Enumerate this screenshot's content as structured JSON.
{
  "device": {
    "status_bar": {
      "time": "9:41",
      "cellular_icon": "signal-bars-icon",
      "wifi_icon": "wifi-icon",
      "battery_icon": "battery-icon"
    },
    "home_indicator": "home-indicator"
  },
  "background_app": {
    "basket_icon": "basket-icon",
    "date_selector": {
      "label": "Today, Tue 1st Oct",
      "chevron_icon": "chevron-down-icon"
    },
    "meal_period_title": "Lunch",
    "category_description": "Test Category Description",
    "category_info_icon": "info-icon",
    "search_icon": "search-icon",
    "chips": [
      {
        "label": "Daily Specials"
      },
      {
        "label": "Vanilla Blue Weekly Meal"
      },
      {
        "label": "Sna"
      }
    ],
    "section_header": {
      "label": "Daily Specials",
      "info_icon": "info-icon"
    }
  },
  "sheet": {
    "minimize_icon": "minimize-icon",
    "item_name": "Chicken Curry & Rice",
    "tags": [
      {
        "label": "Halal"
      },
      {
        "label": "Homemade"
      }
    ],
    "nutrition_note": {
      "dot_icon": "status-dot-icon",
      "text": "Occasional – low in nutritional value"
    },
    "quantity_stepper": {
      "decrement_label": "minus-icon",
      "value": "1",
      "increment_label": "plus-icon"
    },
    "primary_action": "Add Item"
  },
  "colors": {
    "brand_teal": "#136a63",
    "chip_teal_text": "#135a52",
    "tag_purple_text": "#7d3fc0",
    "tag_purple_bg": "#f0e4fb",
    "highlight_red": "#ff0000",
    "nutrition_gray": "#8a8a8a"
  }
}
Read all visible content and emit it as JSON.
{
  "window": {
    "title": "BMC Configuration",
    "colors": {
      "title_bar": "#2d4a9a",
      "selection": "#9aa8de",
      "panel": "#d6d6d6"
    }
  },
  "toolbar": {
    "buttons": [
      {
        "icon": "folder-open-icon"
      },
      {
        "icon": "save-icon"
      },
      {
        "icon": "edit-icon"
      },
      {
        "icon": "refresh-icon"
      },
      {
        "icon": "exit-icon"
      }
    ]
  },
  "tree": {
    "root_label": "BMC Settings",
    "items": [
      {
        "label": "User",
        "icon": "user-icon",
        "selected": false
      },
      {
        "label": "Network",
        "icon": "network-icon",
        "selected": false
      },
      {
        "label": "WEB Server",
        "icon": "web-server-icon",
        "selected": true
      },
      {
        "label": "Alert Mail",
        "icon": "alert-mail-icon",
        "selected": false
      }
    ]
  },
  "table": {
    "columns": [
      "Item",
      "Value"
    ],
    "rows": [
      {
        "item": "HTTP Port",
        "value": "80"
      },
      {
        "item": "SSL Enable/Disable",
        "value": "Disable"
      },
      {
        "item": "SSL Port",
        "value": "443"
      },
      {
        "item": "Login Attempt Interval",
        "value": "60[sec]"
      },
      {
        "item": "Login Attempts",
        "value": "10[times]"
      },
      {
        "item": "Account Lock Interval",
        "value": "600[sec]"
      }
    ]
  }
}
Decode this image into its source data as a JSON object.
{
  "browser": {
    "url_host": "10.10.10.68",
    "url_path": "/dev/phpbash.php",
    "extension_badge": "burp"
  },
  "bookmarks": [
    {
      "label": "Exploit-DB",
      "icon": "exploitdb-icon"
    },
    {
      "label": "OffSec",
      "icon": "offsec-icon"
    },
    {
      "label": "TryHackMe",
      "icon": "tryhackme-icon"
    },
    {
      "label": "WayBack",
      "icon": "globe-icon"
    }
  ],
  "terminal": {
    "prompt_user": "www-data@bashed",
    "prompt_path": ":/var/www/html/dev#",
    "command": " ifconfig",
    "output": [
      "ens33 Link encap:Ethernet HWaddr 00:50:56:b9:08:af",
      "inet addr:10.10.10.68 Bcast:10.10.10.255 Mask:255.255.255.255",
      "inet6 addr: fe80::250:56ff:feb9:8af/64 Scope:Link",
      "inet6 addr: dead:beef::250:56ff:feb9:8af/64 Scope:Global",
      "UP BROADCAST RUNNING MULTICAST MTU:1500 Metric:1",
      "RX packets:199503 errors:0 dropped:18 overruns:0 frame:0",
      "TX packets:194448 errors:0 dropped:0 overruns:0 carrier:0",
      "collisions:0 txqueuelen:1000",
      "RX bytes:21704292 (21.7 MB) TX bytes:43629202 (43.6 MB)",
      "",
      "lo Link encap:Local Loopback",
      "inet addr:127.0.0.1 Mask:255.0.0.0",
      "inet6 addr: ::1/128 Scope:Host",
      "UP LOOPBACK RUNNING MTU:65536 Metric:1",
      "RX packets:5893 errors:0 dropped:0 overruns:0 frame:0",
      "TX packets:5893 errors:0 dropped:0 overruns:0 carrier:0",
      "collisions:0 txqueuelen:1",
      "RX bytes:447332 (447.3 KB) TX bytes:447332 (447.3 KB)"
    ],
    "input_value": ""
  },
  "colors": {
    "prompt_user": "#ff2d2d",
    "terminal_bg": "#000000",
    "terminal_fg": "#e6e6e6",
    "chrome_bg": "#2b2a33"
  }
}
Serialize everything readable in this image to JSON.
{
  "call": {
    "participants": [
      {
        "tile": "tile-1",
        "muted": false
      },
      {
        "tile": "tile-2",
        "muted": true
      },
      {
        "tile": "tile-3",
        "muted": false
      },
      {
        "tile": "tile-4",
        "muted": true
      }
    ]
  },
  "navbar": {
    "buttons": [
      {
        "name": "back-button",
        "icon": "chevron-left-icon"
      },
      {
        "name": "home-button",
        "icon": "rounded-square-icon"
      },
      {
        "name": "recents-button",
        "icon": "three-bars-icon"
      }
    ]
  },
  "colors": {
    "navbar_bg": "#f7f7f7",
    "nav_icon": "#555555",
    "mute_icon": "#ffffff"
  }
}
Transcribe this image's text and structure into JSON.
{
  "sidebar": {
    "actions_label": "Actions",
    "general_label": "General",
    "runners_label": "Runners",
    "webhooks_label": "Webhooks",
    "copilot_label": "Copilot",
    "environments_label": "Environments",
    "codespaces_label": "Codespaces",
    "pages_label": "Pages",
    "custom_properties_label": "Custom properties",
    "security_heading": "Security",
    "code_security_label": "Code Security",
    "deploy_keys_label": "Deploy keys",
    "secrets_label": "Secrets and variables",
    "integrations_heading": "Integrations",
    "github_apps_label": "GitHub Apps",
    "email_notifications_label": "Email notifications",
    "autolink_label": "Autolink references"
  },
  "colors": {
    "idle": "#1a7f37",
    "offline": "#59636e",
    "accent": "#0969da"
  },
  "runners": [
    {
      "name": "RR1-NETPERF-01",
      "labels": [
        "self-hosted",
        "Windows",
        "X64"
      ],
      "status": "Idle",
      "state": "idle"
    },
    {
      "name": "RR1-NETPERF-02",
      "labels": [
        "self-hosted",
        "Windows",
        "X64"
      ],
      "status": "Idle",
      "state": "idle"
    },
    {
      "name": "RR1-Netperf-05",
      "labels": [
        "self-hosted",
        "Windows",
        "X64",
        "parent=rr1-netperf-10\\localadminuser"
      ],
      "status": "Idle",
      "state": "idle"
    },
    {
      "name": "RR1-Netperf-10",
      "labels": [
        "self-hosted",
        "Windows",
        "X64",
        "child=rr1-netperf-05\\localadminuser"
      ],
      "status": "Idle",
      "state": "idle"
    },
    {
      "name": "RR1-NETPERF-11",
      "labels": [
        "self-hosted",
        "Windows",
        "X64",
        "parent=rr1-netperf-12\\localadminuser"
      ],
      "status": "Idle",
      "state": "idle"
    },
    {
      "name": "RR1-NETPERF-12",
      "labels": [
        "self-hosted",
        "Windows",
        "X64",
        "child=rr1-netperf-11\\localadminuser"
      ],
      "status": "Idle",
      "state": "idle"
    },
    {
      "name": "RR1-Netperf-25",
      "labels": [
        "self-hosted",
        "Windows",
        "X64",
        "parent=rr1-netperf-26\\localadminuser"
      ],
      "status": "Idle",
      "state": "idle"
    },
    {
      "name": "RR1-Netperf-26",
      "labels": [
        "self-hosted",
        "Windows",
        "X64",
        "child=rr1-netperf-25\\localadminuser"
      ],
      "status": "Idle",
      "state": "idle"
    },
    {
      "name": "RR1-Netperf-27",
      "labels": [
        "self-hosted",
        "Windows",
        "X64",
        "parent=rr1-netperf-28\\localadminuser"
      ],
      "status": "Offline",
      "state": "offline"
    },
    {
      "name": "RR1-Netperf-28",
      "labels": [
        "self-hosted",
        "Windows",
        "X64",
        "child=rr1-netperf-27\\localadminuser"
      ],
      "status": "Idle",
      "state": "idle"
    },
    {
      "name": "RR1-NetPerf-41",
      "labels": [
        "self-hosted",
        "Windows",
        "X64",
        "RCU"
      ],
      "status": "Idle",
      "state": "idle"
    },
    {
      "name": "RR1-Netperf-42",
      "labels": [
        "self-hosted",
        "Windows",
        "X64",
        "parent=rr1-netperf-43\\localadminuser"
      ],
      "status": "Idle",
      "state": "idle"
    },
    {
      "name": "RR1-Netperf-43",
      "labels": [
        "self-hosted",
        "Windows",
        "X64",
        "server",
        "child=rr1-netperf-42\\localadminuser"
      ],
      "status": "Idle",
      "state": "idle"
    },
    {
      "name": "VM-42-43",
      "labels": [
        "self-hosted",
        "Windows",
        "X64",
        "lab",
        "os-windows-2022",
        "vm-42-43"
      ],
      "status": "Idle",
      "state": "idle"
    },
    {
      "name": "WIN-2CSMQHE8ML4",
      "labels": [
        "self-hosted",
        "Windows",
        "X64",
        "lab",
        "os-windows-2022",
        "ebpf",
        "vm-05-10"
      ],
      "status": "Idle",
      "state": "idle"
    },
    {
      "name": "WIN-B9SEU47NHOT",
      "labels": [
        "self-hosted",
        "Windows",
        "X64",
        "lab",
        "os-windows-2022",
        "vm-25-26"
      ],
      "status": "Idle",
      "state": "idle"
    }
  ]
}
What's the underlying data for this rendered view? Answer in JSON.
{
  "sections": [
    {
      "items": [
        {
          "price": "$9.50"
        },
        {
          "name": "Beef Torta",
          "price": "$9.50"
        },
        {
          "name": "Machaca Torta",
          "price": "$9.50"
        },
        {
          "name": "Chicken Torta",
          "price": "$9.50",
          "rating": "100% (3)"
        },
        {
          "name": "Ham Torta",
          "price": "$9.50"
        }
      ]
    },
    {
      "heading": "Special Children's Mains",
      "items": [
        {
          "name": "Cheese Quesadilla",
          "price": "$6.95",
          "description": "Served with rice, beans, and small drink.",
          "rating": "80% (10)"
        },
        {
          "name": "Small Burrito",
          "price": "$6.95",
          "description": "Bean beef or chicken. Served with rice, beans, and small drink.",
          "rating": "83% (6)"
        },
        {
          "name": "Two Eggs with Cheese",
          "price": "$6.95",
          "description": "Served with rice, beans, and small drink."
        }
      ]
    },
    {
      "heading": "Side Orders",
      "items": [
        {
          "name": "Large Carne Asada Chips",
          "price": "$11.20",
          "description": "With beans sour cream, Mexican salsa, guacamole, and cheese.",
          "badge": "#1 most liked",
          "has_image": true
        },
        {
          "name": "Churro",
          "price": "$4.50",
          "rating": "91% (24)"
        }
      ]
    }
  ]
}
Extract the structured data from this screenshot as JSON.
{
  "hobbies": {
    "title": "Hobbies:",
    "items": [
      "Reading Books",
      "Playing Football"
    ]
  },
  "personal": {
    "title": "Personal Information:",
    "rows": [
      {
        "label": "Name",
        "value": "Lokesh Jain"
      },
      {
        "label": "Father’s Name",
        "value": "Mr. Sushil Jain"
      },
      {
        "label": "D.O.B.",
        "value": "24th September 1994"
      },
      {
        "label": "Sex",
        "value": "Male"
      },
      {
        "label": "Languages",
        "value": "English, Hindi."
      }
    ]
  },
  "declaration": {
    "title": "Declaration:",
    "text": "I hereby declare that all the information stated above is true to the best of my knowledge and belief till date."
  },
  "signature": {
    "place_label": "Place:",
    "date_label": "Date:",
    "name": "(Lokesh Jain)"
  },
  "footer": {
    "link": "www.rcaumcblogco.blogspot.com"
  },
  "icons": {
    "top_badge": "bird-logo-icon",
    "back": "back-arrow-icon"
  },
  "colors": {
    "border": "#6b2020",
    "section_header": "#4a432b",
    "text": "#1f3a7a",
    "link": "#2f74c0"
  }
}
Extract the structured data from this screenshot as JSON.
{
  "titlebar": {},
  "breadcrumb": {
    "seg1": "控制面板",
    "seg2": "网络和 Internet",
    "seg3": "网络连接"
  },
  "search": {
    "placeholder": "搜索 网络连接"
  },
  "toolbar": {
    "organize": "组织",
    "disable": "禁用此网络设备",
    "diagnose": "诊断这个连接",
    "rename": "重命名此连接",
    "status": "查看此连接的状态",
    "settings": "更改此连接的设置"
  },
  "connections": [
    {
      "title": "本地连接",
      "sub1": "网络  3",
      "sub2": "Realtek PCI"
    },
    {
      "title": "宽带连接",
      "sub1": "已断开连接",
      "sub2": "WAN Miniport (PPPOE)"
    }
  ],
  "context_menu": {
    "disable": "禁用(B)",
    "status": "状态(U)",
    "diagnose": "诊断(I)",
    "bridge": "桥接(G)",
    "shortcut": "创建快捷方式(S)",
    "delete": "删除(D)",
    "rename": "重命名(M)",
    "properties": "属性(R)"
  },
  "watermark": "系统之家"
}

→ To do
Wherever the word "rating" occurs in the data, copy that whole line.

→ Response to the exercise
          "rating": "100% (3)"
          "rating": "80% (10)"
          "rating": "83% (6)"
          "rating": "91% (24)"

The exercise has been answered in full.